Sepsis is a major public health concern: 10% of patients with sepsis die, and mortality quadruples with progression to septic shock.1 Systemic inflammatory response syndrome (SIRS) criteria, originally published in 1992, are commonly used to detect sepsis, but as early as 2001, these criteria were recognized as lacking specificity.2 Nonetheless, the use of SIRS criteria has persisted in practice. Sepsis was redefined in Sepsis-3 (2016) to guide earlier and more appropriate identification and treatment, which has been shown to greatly improve patient outcomes.1,3 Key recommendations in Sepsis 3 included eliminating SIRS criteria, defining organ dysfunction by the Sequential Organ Failure Assessment (SOFA) score, and introducing the quick SOFA (qSOFA) score.1
The qSOFA combines 3 clinical variables to provide a rapid, simple bedside score that measures the likelihood of poor outcomes, such as admission to an intensive care unit (ICU) or mortality in adults with suspected infection.1,3 The qSOFA score is intended to aid healthcare professionals in more timely stratification of those patients who need escalated care to prevent deterioration.1 The assessment also has been explored as a screening tool for sepsis in clinical practice; however, limited data exists concerning the comparative utility of qSOFA and SIRS in this capacity, and study results are inconsistent.4-6
The most important attribute of a screening tool is high sensitivity, but high specificity also is desired. The qSOFA could supplant SIRS as a screening tool for sepsis if it maintained similarly high sensitivity but achieved superior specificity.
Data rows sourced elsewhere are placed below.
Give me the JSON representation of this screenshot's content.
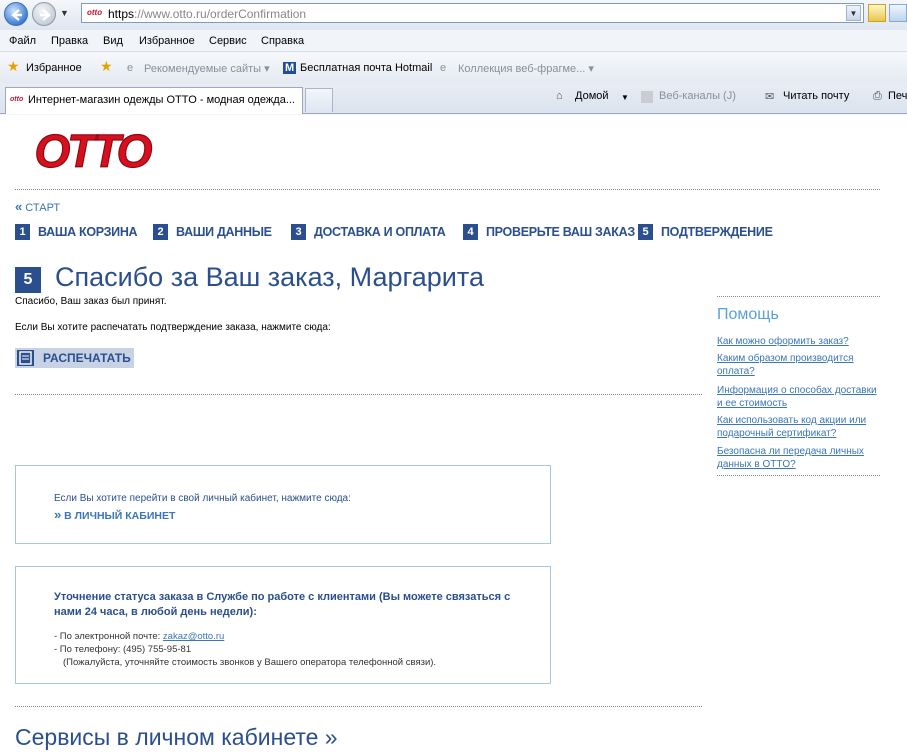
{
  "browser": {
    "url_scheme": "https",
    "url_host": "://www.otto.ru",
    "url_path": "/orderConfirmation",
    "favicon_text": "otto",
    "menu": [
      "Файл",
      "Правка",
      "Вид",
      "Избранное",
      "Сервис",
      "Справка"
    ],
    "favorites_label": "Избранное",
    "fav_items": [
      "Рекомендуемые сайты ▾",
      "Бесплатная почта Hotmail",
      "Коллекция веб-фрагме...  ▾"
    ],
    "tab_title": "Интернет-магазин одежды OTTO - модная одежда...",
    "home_label": "Домой",
    "feeds_label": "Веб-каналы (J)",
    "mail_label": "Читать почту",
    "print_label": "Печ"
  },
  "page": {
    "logo_text": "OTTO",
    "start_link": "СТАРТ",
    "steps": [
      {
        "num": "1",
        "label": "ВАША КОРЗИНА"
      },
      {
        "num": "2",
        "label": "ВАШИ ДАННЫЕ"
      },
      {
        "num": "3",
        "label": "ДОСТАВКА И ОПЛАТА"
      },
      {
        "num": "4",
        "label": "ПРОВЕРЬТЕ ВАШ ЗАКАЗ"
      },
      {
        "num": "5",
        "label": "ПОДТВЕРЖДЕНИЕ"
      }
    ],
    "current_step": "5",
    "thanks_title": "Спасибо за Ваш заказ, Маргарита",
    "order_accepted": "Спасибо, Ваш заказ был принят.",
    "print_hint": "Если Вы хотите распечатать подтверждение заказа, нажмите сюда:",
    "print_button": "РАСПЕЧАТАТЬ",
    "cabinet_hint": "Если Вы хотите перейти в свой личный кабинет, нажмите сюда:",
    "cabinet_link": "В ЛИЧНЫЙ КАБИНЕТ",
    "status_title": "Уточнение статуса заказа в Службе по работе с клиентами (Вы можете связаться с нами 24 часа, в любой день недели):",
    "email_prefix": "-  По электронной почте: ",
    "email": "zakaz@otto.ru",
    "phone_line": "-  По телефону: (495) 755-95-81",
    "phone_note": "(Пожалуйста, уточняйте стоимость звонков у Вашего оператора телефонной связи).",
    "services_title": "Сервисы в личном кабинете »"
  },
  "help": {
    "title": "Помощь",
    "links": [
      "Как можно оформить заказ?",
      "Каким образом производится оплата?",
      "Информация о способах доставки и ее стоимость",
      "Как использовать код акции или подарочный сертификат?",
      "Безопасна ли передача личных данных в OTTO?"
    ]
  },
  "colors": {
    "brand_red": "#d6101e",
    "brand_blue": "#2b4f8e",
    "link_blue": "#3a76b8",
    "box_border": "#a8c6dc"
  }
}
Therefore, our primary objective for this study was to determine the effectiveness of qSOFA as a screening assessment for sepsis in the setting of a general inpatient medicine service by contrasting the sensitivity and specificity of qSOFA with SIRS in predicting sepsis, using a retrospective chart review design.
Administrative data from the Department of Veterans Affairs (VA) Corporate Data Warehouse were accessed via the VA Informatics and Computing Infrastructure (VINCI) and used to identify VA inpatient admissions and obtain the laboratory and vital sign data necessary to calculate SIRS, qSOFA, and SOFA scores. The data were supplemented by manual review of VA health records to obtain information that was not readily available in administrative records, including septic shock outcomes and laboratory and vital sign data obtained in the ICU. This study was approved by the institutional review board at the University of Iowa and the research and development committee at the Iowa City VA Medical Center (ICVAMC).
The study population included veterans admitted to the nonsurgical medicine unit at ICVAMC between August 1, 2014 and August 1, 2016 who were transferred to an ICU after admission; direct ICU admissions were not included as the qSOFA has been shown in studies to be more beneficial and offer better predictive validity outside the ICU. Excluding these direct admissions prevented any potential skewing of the data. To control for possible selection bias, veterans also were excluded if they transferred from another facility, were admitted under observation status, or if they had been admitted within the prior 30 days. These patients may have been more critically ill than those who presented directly to our facility and any prior treatment could affect the clinical status of the patient and assessment for sepsis at the time of presentation to the VA. Veterans were further required to have evidence of suspected infection based on manual review of the health record, which was determined by receipt of an antibiotic relevant to the empiric treatment of sepsis within 48 hours of admission.